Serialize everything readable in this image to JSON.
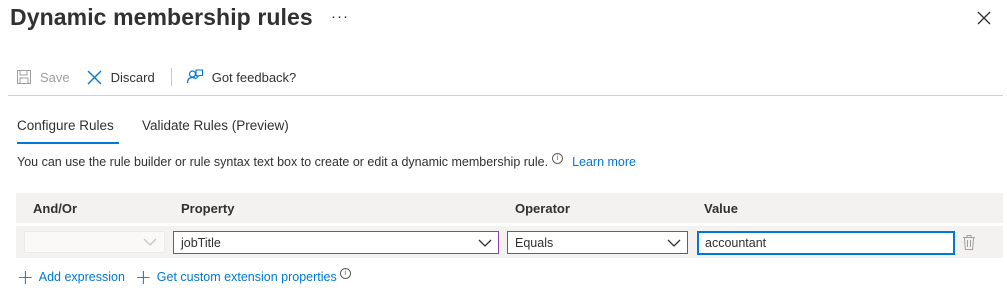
{
  "header": {
    "title": "Dynamic membership rules",
    "more_label": "···",
    "close_icon": "close-icon"
  },
  "toolbar": {
    "save_label": "Save",
    "discard_label": "Discard",
    "feedback_label": "Got feedback?"
  },
  "tabs": [
    {
      "label": "Configure Rules",
      "active": true
    },
    {
      "label": "Validate Rules (Preview)",
      "active": false
    }
  ],
  "description": {
    "text": "You can use the rule builder or rule syntax text box to create or edit a dynamic membership rule.",
    "info_glyph": "i",
    "learn_more": "Learn more"
  },
  "grid": {
    "headers": {
      "andor": "And/Or",
      "property": "Property",
      "operator": "Operator",
      "value": "Value"
    },
    "row": {
      "andor": "",
      "property": "jobTitle",
      "operator": "Equals",
      "value": "accountant"
    }
  },
  "actions": {
    "add_expression": "Add expression",
    "get_custom": "Get custom extension properties",
    "info_glyph": "i"
  },
  "colors": {
    "accent": "#0078d4",
    "focus_border": "#8a3fb5",
    "row_background": "#f3f2f1"
  }
}
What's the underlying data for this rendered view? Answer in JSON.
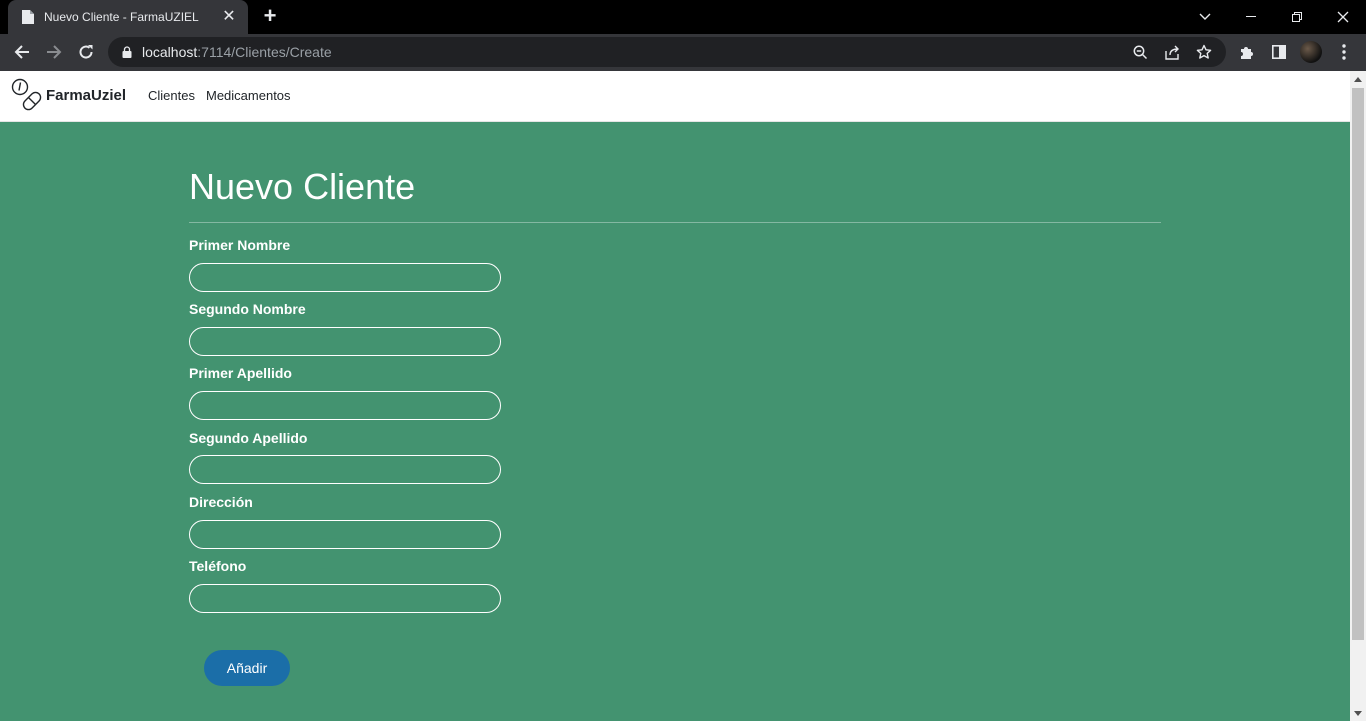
{
  "browser": {
    "tab_title": "Nuevo Cliente - FarmaUZIEL",
    "tab_close": "✕",
    "new_tab": "+",
    "url_host": "localhost",
    "url_path": ":7114/Clientes/Create"
  },
  "navbar": {
    "brand": "FarmaUziel",
    "links": [
      "Clientes",
      "Medicamentos"
    ]
  },
  "form": {
    "title": "Nuevo Cliente",
    "fields": [
      {
        "label": "Primer Nombre",
        "value": ""
      },
      {
        "label": "Segundo Nombre",
        "value": ""
      },
      {
        "label": "Primer Apellido",
        "value": ""
      },
      {
        "label": "Segundo Apellido",
        "value": ""
      },
      {
        "label": "Dirección",
        "value": ""
      },
      {
        "label": "Teléfono",
        "value": ""
      }
    ],
    "submit_label": "Añadir"
  },
  "colors": {
    "page_background": "#439370",
    "submit_button": "#1b6ea8",
    "navbar_background": "#ffffff"
  },
  "icons": {
    "tab_favicon": "document-icon",
    "back": "arrow-left-icon",
    "forward": "arrow-right-icon",
    "reload": "reload-icon",
    "lock": "lock-icon",
    "zoom": "zoom-out-icon",
    "share": "share-icon",
    "bookmark": "star-icon",
    "extensions": "puzzle-icon",
    "side_panel": "side-panel-icon",
    "menu": "kebab-menu-icon",
    "brand_logo": "pill-icon"
  }
}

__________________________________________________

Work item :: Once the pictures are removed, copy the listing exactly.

Response to the task ::
Serialize everything readable in this image to JSON.
{
  "header": {
    "title": "Dynamic membership rules",
    "more_label": "···",
    "close_icon": "close-icon"
  },
  "toolbar": {
    "save_label": "Save",
    "discard_label": "Discard",
    "feedback_label": "Got feedback?"
  },
  "tabs": [
    {
      "label": "Configure Rules",
      "active": true
    },
    {
      "label": "Validate Rules (Preview)",
      "active": false
    }
  ],
  "description": {
    "text": "You can use the rule builder or rule syntax text box to create or edit a dynamic membership rule.",
    "info_glyph": "i",
    "learn_more": "Learn more"
  },
  "grid": {
    "headers": {
      "andor": "And/Or",
      "property": "Property",
      "operator": "Operator",
      "value": "Value"
    },
    "row": {
      "andor": "",
      "property": "jobTitle",
      "operator": "Equals",
      "value": "accountant"
    }
  },
  "actions": {
    "add_expression": "Add expression",
    "get_custom": "Get custom extension properties",
    "info_glyph": "i"
  },
  "colors": {
    "accent": "#0078d4",
    "focus_border": "#8a3fb5",
    "row_background": "#f3f2f1"
  }
}
What's the underlying data for this rendered view? Answer in JSON.
{
  "browser": {
    "tab_title": "Nuevo Cliente - FarmaUZIEL",
    "tab_close": "✕",
    "new_tab": "+",
    "url_host": "localhost",
    "url_path": ":7114/Clientes/Create"
  },
  "navbar": {
    "brand": "FarmaUziel",
    "links": [
      "Clientes",
      "Medicamentos"
    ]
  },
  "form": {
    "title": "Nuevo Cliente",
    "fields": [
      {
        "label": "Primer Nombre",
        "value": ""
      },
      {
        "label": "Segundo Nombre",
        "value": ""
      },
      {
        "label": "Primer Apellido",
        "value": ""
      },
      {
        "label": "Segundo Apellido",
        "value": ""
      },
      {
        "label": "Dirección",
        "value": ""
      },
      {
        "label": "Teléfono",
        "value": ""
      }
    ],
    "submit_label": "Añadir"
  },
  "colors": {
    "page_background": "#439370",
    "submit_button": "#1b6ea8",
    "navbar_background": "#ffffff"
  },
  "icons": {
    "tab_favicon": "document-icon",
    "back": "arrow-left-icon",
    "forward": "arrow-right-icon",
    "reload": "reload-icon",
    "lock": "lock-icon",
    "zoom": "zoom-out-icon",
    "share": "share-icon",
    "bookmark": "star-icon",
    "extensions": "puzzle-icon",
    "side_panel": "side-panel-icon",
    "menu": "kebab-menu-icon",
    "brand_logo": "pill-icon"
  }
}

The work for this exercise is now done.